Mr Putin and Mr Kocharian discussed the Nagorno-Karabakh issue, the general situation in the Caucasus and various aspects of bilateral cooperation.
While opening their informal meeting at the Constantine Palace in Strelna, Mr Putin recalled that not long ago, on November 26, he had spoken about the future prospects for Nagorno-Karabakh settlement at a meeting with the spiritual leaders of the Caucasus and in a telephone conversation with President Ilham Aliyev of Azerbaijan. President Putin said that the results of these negotiations were evidence of the Azerbaijani leadership’s positive mood, although the problem was complex and deeply rooted.
Mr Putin said Russia was ready to take part in the peace process provided its help was required. But the Nagorno-Karabakh issue was above all a matter for direct political dialogue between Armenia and Azerbaijan, a dialogue wholly supported by the Russian side.
During their meeting, Mr Putin and Mr Kocharyan also discussed the situation in Georgia. They noted that political processes in that country were important not only for Georgia itself, but also for other countries. Russia, President Putin said, was prepared to work with any leadership chosen by the Georgian people. Responsibility for political processes in Georgia was borne, he said, by those political forces that headed them. Russia had a vested interest in seeing that the law is followed in Georgia and the processes are legitimate.

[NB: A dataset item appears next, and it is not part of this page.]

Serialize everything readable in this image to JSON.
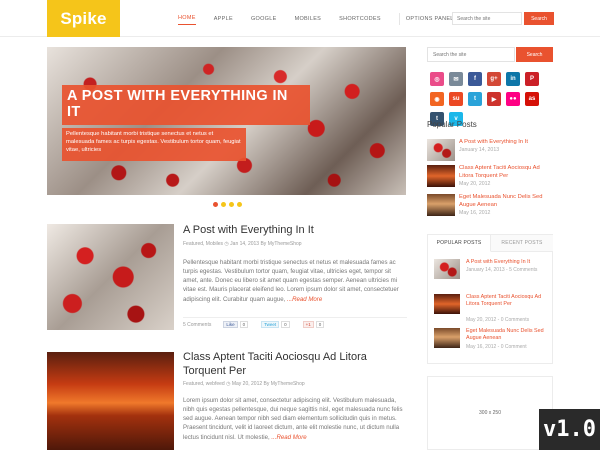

Mr Putin and Mr Kocharian also spoke of how to resolve the problem of Armenia’s debt to Russia and develop trade and economic cooperation between the two countries. Mr Putin stressed that trade turnover between the two countries, although fairly small in terms of value, had risen by 84% in the first nine months of the year. Mr Kocharian, in turn, expressed his belief that there was considerable room for further growth.